Lockdown enforced changes of lifestyle on us all. But we were told we could exercise for up to 1 hour a day. I used to cycle to work a lot, but haven’t for at least 4 years. Quite simply, the road has become too dangerous (country lanes), and drivers all too often harrying. It’s fair to say that as a consequence of reduced exercise and long hours, I noticed someone was shrinking my clothes.
Just before lockdown, our son and I decided to re-start C25k. We had tried this a couple of years ago, and worked our way up to around 4km, then simply stopped. So we began again, at the begining. And the hardest part really was beginning. Forcing ourselves to get out there and start. The second hardest part was then running continuously for 60 seconds!
The app* breaks down the overall challenge into manageable chunks of jogging (well, just about), spread over 3 days per week, for 8 weeks. It does demand discipline – you do have to make yourself get up, get out, and go. We chose early mornings as we thought we would be more energetic, and less likely to be distracted by other things arising from the day.
When I was about the same age my son is now, I received a scathing PE report at school:
Timothy has made no effort, and therefore made no improvement.
Pretty damning eh? And only my Mother calls me Timothy (when I am naughty, or pull my sister’s hair). Perhaps I could ask questions about motivation, and teaching methods, but it was the late 70’s / early 80’s, and things were different then. Fortunately, another PE teacher saw my keenness for swimming, and I also loved cycling, so I found other passions. The former teacher also spectacularly failed to recognise that although everyone at school sits within their own year group, some of those kids are way more physically developed than others – something I only realised many years later. Anyway, I digress.
At first we pounded up and down paths near our local railway station, but as the weeks went by we expanded our route, and found tracks and paths we previously knew nothing about that led us through woodland, and past bluebells, which later gave way to cow-parsley. Over the weeks, we started to run for longer, and for further. And all we did was follow the app.

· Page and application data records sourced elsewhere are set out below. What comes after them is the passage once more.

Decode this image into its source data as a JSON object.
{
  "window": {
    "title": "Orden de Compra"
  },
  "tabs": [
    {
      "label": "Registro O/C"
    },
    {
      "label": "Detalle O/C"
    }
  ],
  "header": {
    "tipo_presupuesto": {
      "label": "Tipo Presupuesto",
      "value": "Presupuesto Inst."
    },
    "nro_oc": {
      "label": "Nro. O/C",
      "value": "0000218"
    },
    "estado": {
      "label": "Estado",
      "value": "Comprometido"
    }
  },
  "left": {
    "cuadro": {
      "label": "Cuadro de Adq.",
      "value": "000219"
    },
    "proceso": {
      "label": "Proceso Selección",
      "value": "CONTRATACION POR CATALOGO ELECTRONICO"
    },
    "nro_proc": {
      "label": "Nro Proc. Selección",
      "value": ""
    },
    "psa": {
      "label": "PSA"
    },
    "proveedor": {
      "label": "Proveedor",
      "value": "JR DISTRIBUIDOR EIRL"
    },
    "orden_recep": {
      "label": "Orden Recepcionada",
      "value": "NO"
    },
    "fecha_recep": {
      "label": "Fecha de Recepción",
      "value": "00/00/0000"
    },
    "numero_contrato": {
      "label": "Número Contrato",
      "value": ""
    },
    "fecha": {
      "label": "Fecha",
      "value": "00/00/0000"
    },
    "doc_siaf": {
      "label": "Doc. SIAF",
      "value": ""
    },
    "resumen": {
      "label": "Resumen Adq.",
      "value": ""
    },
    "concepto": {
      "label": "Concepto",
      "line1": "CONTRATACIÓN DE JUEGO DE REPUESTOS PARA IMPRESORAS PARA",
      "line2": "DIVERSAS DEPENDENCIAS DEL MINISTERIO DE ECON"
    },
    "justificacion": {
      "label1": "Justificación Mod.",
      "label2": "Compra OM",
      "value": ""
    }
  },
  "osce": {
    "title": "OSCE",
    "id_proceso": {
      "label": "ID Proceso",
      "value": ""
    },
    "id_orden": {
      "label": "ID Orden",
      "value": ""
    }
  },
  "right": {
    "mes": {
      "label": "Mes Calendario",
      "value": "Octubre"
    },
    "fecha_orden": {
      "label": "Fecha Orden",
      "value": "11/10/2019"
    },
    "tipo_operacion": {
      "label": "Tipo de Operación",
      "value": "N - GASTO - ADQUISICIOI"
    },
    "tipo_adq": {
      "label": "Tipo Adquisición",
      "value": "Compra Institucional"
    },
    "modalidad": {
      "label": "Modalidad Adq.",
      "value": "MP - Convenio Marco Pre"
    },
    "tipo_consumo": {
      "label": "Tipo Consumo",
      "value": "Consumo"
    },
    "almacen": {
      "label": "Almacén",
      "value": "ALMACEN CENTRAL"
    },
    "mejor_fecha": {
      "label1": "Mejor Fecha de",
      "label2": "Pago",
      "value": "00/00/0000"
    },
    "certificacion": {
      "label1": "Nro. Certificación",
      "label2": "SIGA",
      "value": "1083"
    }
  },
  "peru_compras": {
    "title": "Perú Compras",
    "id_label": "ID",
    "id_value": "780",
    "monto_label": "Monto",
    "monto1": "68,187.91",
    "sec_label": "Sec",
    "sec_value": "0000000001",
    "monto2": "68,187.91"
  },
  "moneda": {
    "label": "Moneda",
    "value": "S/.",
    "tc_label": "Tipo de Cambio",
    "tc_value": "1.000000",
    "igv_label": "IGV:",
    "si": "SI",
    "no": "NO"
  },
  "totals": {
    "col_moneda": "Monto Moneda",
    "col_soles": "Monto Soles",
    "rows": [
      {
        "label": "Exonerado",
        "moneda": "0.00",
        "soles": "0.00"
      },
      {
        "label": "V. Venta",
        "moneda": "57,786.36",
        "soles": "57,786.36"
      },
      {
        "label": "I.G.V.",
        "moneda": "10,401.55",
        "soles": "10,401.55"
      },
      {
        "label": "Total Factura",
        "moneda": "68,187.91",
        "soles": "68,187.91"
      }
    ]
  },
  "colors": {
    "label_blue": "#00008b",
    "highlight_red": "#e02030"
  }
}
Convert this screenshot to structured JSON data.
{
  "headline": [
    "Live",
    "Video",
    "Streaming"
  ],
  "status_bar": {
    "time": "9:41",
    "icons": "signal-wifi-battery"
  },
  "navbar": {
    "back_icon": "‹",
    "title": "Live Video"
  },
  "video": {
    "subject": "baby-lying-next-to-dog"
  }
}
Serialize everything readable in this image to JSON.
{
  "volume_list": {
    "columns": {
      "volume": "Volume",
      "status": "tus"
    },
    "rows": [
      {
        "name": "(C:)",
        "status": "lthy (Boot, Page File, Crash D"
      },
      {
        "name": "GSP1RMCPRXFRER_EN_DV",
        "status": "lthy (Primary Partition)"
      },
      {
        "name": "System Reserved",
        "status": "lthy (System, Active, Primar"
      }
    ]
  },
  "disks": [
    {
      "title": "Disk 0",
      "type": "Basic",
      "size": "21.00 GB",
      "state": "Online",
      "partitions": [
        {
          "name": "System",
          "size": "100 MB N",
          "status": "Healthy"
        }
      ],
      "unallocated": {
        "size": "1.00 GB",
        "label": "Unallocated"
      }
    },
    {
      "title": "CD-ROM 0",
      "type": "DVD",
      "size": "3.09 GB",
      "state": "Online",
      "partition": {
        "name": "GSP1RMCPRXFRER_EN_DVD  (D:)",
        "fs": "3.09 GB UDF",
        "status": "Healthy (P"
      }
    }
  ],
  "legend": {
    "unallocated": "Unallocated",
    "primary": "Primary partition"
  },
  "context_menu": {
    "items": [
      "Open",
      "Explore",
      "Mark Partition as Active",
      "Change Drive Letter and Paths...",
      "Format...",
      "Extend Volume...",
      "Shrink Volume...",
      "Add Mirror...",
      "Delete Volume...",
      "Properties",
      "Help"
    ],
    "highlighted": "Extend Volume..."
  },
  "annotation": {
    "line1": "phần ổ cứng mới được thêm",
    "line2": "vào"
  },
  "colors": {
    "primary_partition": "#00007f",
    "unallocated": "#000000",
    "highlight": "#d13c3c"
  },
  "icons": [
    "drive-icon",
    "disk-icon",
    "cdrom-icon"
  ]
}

And after 8 weeks of really, really hard work, we ran 5km. I know some might read this, and snort with derision as they prepare for their marathon. Well, this isn’t for you, so jog on (see what I did there?!). I cannot express sufficiently the sense of achievement we had. We were both shattered, but we did it. We had run our 5km.
And we haven’t stopped. We’ve continued to run 5km through some gorgeous countryside. And my son even suggested we consider working toward the 10km. I am no athlete. But I am so pleased to have achieved this. And I want to keep on running. Yes, my legs hurt. A lot. Yes, it’s hot, and tiring, but the sense of achievement is immense.
Has it had an impact? Yes, absolutely. We feel healthier – we are healthier! It has helped with our mental health as well. Lockdown, Covid-19, the whole thing, is awful, for everyone. Getting out into the fresh air at least every other day has been a real lift. We’ve waved at other joggers (some are very serious, and must sadly have very poor eyesight), waved at cyclists, shouted hello to the dog-walkers. We’ve met people in our neighbourhood we’ve never seen before (well, from a distance). We look forward to the end of lockdown, and the chance to take part in our first ever Park Run.
And so, in closing, if you are thinking of doing this, do it. 8 weeks ago, we struggled with day 1. 8 weeks later, we run 5km. Get out there, find a good route, and own it!
*We used phone app C25K by Zen Labs. It was erratic at times, and sometimes cut out and lost our progress; we found the best thing was to keep waking-up the phone – and make a note of what time we had started.
Update: In total, we ran over 65km through June!